Data for review below:

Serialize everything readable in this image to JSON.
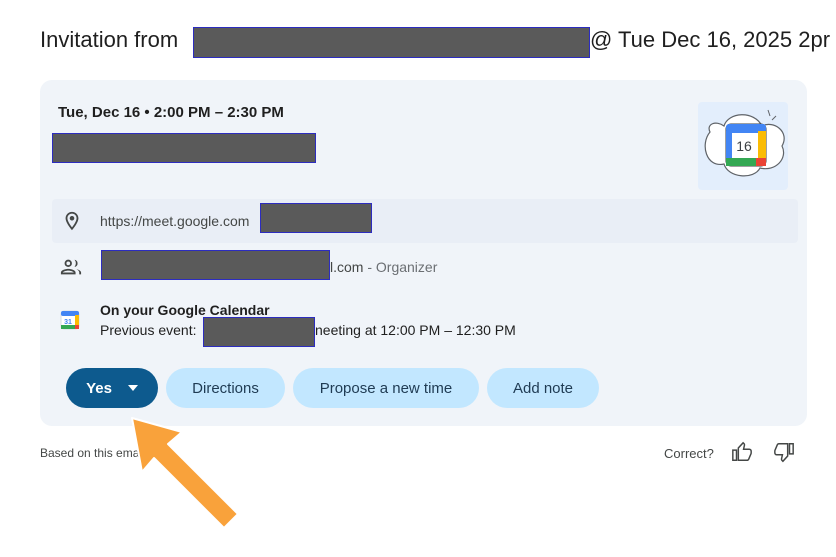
{
  "email": {
    "subject_prefix": "Invitation from",
    "subject_suffix": "@ Tue Dec 16, 2025 2pr"
  },
  "event_card": {
    "date_time": "Tue, Dec 16 • 2:00 PM – 2:30 PM",
    "calendar_illustration_date": "16",
    "location": {
      "icon": "location-pin-icon",
      "url_prefix": "https://meet.google.com"
    },
    "organizer": {
      "icon": "people-icon",
      "email_suffix": "l.com",
      "role": "- Organizer"
    },
    "calendar": {
      "icon": "google-calendar-icon",
      "icon_text": "31",
      "title": "On your Google Calendar",
      "previous_label": "Previous event:",
      "previous_suffix": "neeting at 12:00 PM – 12:30 PM"
    },
    "actions": {
      "rsvp_label": "Yes",
      "directions_label": "Directions",
      "propose_label": "Propose a new time",
      "note_label": "Add note"
    }
  },
  "footer": {
    "based_on": "Based on this ema",
    "correct_question": "Correct?"
  },
  "colors": {
    "card_bg": "#f0f4f9",
    "primary_button": "#0d5a8e",
    "tonal_button": "#c2e7ff",
    "redaction": "#5a5a5a",
    "annotation_arrow": "#f9a23b"
  }
}
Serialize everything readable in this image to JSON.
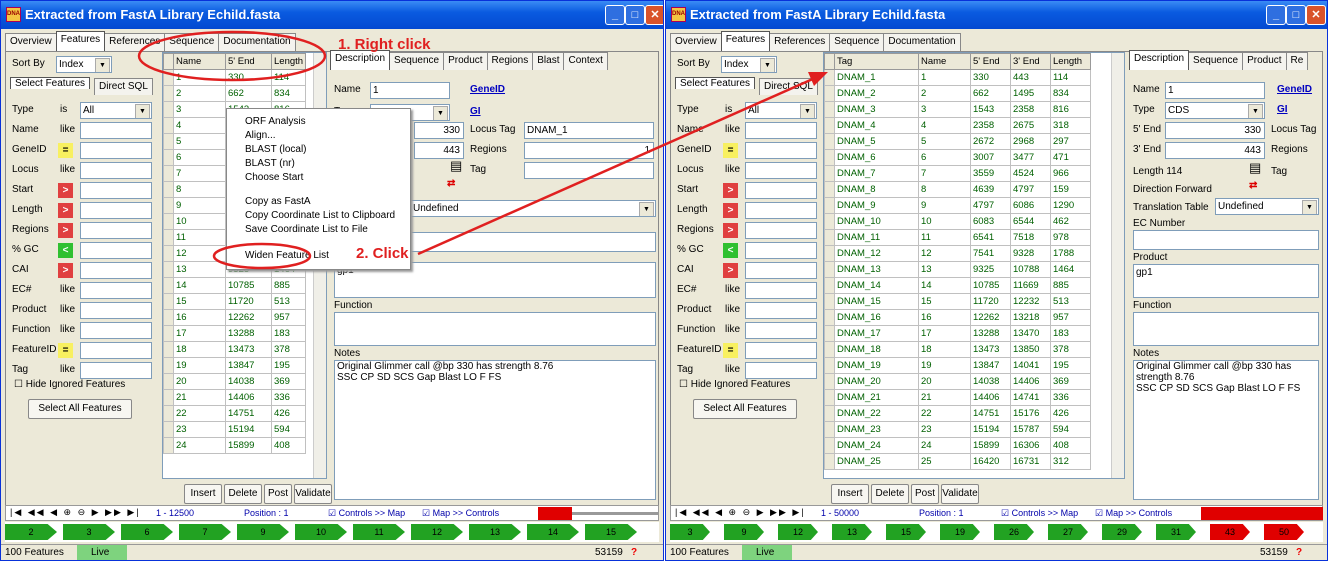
{
  "window_title": "Extracted from FastA Library Echild.fasta",
  "title_icon": "DNA",
  "title_buttons": [
    "_",
    "□",
    "✕"
  ],
  "main_tabs": [
    "Overview",
    "Features",
    "References",
    "Sequence",
    "Documentation"
  ],
  "sort_by": {
    "label": "Sort By",
    "value": "Index"
  },
  "filter_tabs": [
    "Select Features",
    "Direct SQL"
  ],
  "filters": [
    {
      "label": "Type",
      "op_text": "is",
      "value": "All"
    },
    {
      "label": "Name",
      "op_text": "like"
    },
    {
      "label": "GeneID",
      "op_sym": "="
    },
    {
      "label": "Locus",
      "op_text": "like"
    },
    {
      "label": "Start",
      "op_sym": ">"
    },
    {
      "label": "Length",
      "op_sym": ">"
    },
    {
      "label": "Regions",
      "op_sym": ">"
    },
    {
      "label": "% GC",
      "op_sym": "<"
    },
    {
      "label": "CAI",
      "op_sym": ">"
    },
    {
      "label": "EC#",
      "op_text": "like"
    },
    {
      "label": "Product",
      "op_text": "like"
    },
    {
      "label": "Function",
      "op_text": "like"
    },
    {
      "label": "FeatureID",
      "op_sym": "="
    },
    {
      "label": "Tag",
      "op_text": "like"
    }
  ],
  "hide_ignored_label": "Hide Ignored Features",
  "select_all_label": "Select All Features",
  "grid_headers_left": [
    "Name",
    "5' End",
    "Length"
  ],
  "grid_headers_right": [
    "Tag",
    "Name",
    "5' End",
    "3' End",
    "Length"
  ],
  "rows": [
    [
      "DNAM_1",
      "1",
      "330",
      "443",
      "114"
    ],
    [
      "DNAM_2",
      "2",
      "662",
      "1495",
      "834"
    ],
    [
      "DNAM_3",
      "3",
      "1543",
      "2358",
      "816"
    ],
    [
      "DNAM_4",
      "4",
      "2358",
      "2675",
      "318"
    ],
    [
      "DNAM_5",
      "5",
      "2672",
      "2968",
      "297"
    ],
    [
      "DNAM_6",
      "6",
      "3007",
      "3477",
      "471"
    ],
    [
      "DNAM_7",
      "7",
      "3559",
      "4524",
      "966"
    ],
    [
      "DNAM_8",
      "8",
      "4639",
      "4797",
      "159"
    ],
    [
      "DNAM_9",
      "9",
      "4797",
      "6086",
      "1290"
    ],
    [
      "DNAM_10",
      "10",
      "6083",
      "6544",
      "462"
    ],
    [
      "DNAM_11",
      "11",
      "6541",
      "7518",
      "978"
    ],
    [
      "DNAM_12",
      "12",
      "7541",
      "9328",
      "1788"
    ],
    [
      "DNAM_13",
      "13",
      "9325",
      "10788",
      "1464"
    ],
    [
      "DNAM_14",
      "14",
      "10785",
      "11669",
      "885"
    ],
    [
      "DNAM_15",
      "15",
      "11720",
      "12232",
      "513"
    ],
    [
      "DNAM_16",
      "16",
      "12262",
      "13218",
      "957"
    ],
    [
      "DNAM_17",
      "17",
      "13288",
      "13470",
      "183"
    ],
    [
      "DNAM_18",
      "18",
      "13473",
      "13850",
      "378"
    ],
    [
      "DNAM_19",
      "19",
      "13847",
      "14041",
      "195"
    ],
    [
      "DNAM_20",
      "20",
      "14038",
      "14406",
      "369"
    ],
    [
      "DNAM_21",
      "21",
      "14406",
      "14741",
      "336"
    ],
    [
      "DNAM_22",
      "22",
      "14751",
      "15176",
      "426"
    ],
    [
      "DNAM_23",
      "23",
      "15194",
      "15787",
      "594"
    ],
    [
      "DNAM_24",
      "24",
      "15899",
      "16306",
      "408"
    ],
    [
      "DNAM_25",
      "25",
      "16420",
      "16731",
      "312"
    ]
  ],
  "detail_tabs_left": [
    "Description",
    "Sequence",
    "Product",
    "Regions",
    "Blast",
    "Context"
  ],
  "detail_tabs_right": [
    "Description",
    "Sequence",
    "Product",
    "Re"
  ],
  "detail": {
    "name_label": "Name",
    "name_value": "1",
    "type_label": "Type",
    "type_value": "CDS",
    "geneid_link": "GeneID",
    "gi_link": "GI",
    "five_label": "5' End",
    "five_value": "330",
    "three_label": "3' End",
    "three_value": "443",
    "locus_tag_label": "Locus Tag",
    "locus_tag_value": "DNAM_1",
    "regions_label": "Regions",
    "regions_value": "1",
    "tag_label": "Tag",
    "length_text": "Length  114",
    "direction_text": "Direction Forward",
    "translation_label": "Translation Table",
    "translation_value": "Undefined",
    "ec_label": "EC Number",
    "product_label": "Product",
    "product_value": "gp1",
    "function_label": "Function",
    "notes_label": "Notes",
    "notes_line1": "Original Glimmer call @bp 330 has strength 8.76",
    "notes_line2": "SSC  CP  SD  SCS  Gap  Blast  LO  F  FS"
  },
  "context_menu": [
    "ORF Analysis",
    "Align...",
    "BLAST (local)",
    "BLAST (nr)",
    "Choose Start",
    "Copy as FastA",
    "Copy Coordinate List to Clipboard",
    "Save Coordinate List to File",
    "Widen Feature List"
  ],
  "grid_buttons": [
    "Insert",
    "Delete",
    "Post",
    "Validate"
  ],
  "nav_left": {
    "range": "1 - 12500",
    "position": "Position : 1"
  },
  "nav_right": {
    "range": "1 - 50000",
    "position": "Position : 1"
  },
  "nav_checks": [
    "Controls >> Map",
    "Map >> Controls"
  ],
  "map_labels_left": [
    "2",
    "3",
    "6",
    "7",
    "9",
    "10",
    "11",
    "12",
    "13",
    "14",
    "15"
  ],
  "map_labels_right": [
    "3",
    "9",
    "12",
    "13",
    "15",
    "19",
    "26",
    "27",
    "29",
    "31",
    "43",
    "50"
  ],
  "status": {
    "features": "100 Features",
    "mode": "Live",
    "count": "53159"
  },
  "annotations": {
    "right_click": "1. Right click",
    "click": "2. Click"
  },
  "colors": {
    "title_blue": "#0a5be0",
    "gene_green": "#22a222",
    "annotation_red": "#e02020"
  }
}
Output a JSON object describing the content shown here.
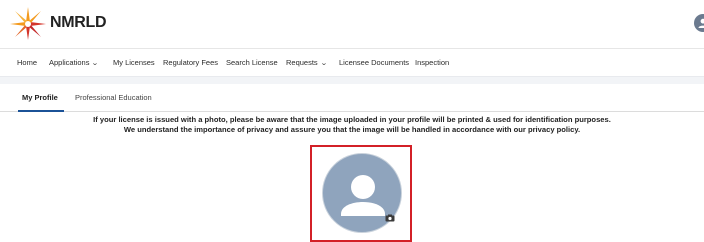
{
  "brand": {
    "name": "NMRLD"
  },
  "nav": {
    "items": [
      {
        "label": "Home",
        "dropdown": false
      },
      {
        "label": "Applications",
        "dropdown": true
      },
      {
        "label": "My Licenses",
        "dropdown": false
      },
      {
        "label": "Regulatory Fees",
        "dropdown": false
      },
      {
        "label": "Search License",
        "dropdown": false
      },
      {
        "label": "Requests",
        "dropdown": true
      },
      {
        "label": "Licensee Documents",
        "dropdown": false
      },
      {
        "label": "Inspection",
        "dropdown": false
      }
    ]
  },
  "tabs": [
    {
      "label": "My Profile",
      "active": true
    },
    {
      "label": "Professional Education",
      "active": false
    }
  ],
  "notice": {
    "line1": "If your license is issued with a photo, please be aware that the image uploaded in your profile will be printed & used for identification purposes.",
    "line2": "We understand the importance of privacy and assure you that the image will be handled in accordance with our privacy policy."
  },
  "icons": {
    "logo": "sunburst-logo-icon",
    "user": "user-avatar-icon",
    "photo": "profile-placeholder-icon",
    "camera": "camera-icon",
    "chevron": "chevron-down-icon"
  },
  "colors": {
    "accent": "#1b5297",
    "highlight_border": "#d32027",
    "avatar_bg": "#8fa4bd",
    "logo_orange": "#f39a1e",
    "logo_red": "#d4352b"
  }
}
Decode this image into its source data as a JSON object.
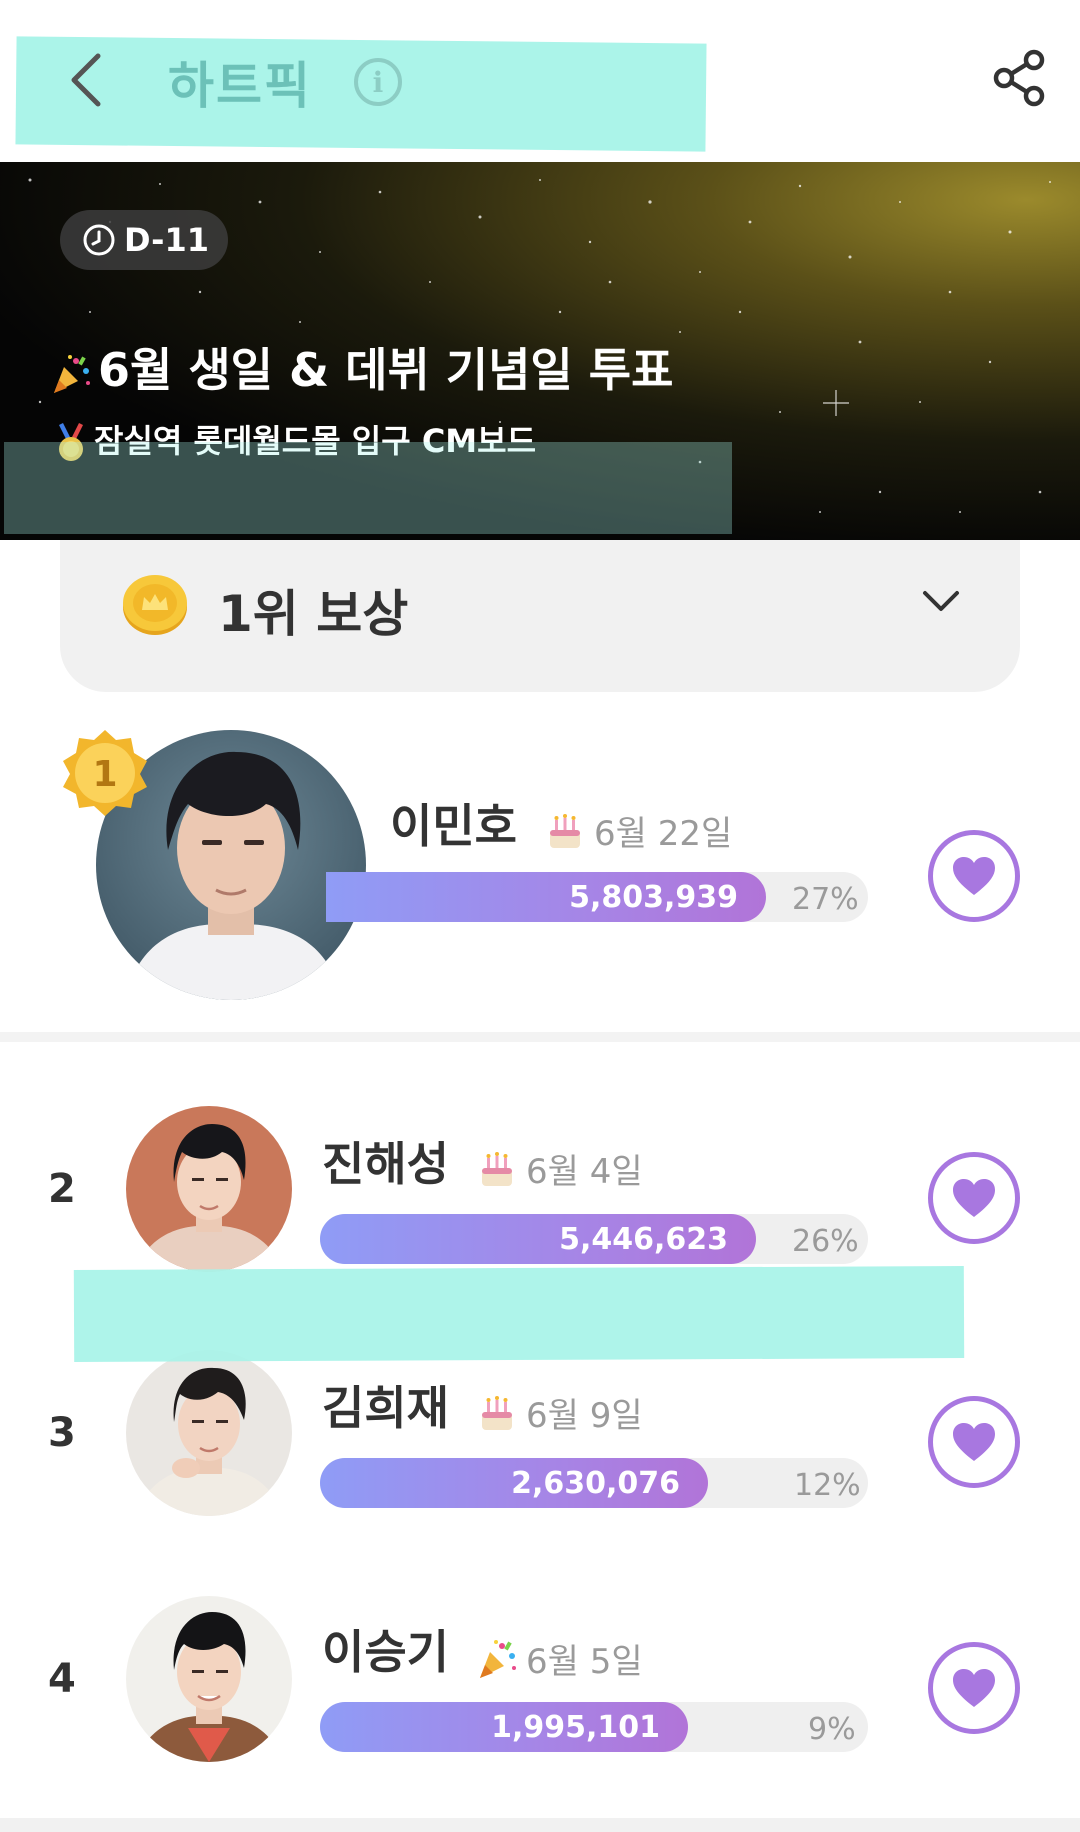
{
  "header": {
    "title": "하트픽"
  },
  "banner": {
    "dday": "D-11",
    "title": "6월 생일 & 데뷔 기념일 투표",
    "subtitle": "잠실역 롯데월드몰 입구 CM보드"
  },
  "reward": {
    "label": "1위 보상"
  },
  "ranking": [
    {
      "rank": "1",
      "name": "이민호",
      "date": "6월 22일",
      "event": "birthday",
      "votes": "5,803,939",
      "percent": "27%",
      "share": 0.27
    },
    {
      "rank": "2",
      "name": "진해성",
      "date": "6월 4일",
      "event": "birthday",
      "votes": "5,446,623",
      "percent": "26%",
      "share": 0.26
    },
    {
      "rank": "3",
      "name": "김희재",
      "date": "6월 9일",
      "event": "birthday",
      "votes": "2,630,076",
      "percent": "12%",
      "share": 0.12
    },
    {
      "rank": "4",
      "name": "이승기",
      "date": "6월 5일",
      "event": "debut",
      "votes": "1,995,101",
      "percent": "9%",
      "share": 0.09
    }
  ],
  "colors": {
    "accent": "#a877e0",
    "highlight": "#a7f3e8",
    "bar_start": "#8f9cf6",
    "bar_end": "#b174d8"
  }
}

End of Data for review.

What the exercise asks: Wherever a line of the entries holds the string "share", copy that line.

Response to the exercise:
      "share": 0.27
      "share": 0.26
      "share": 0.12
      "share": 0.09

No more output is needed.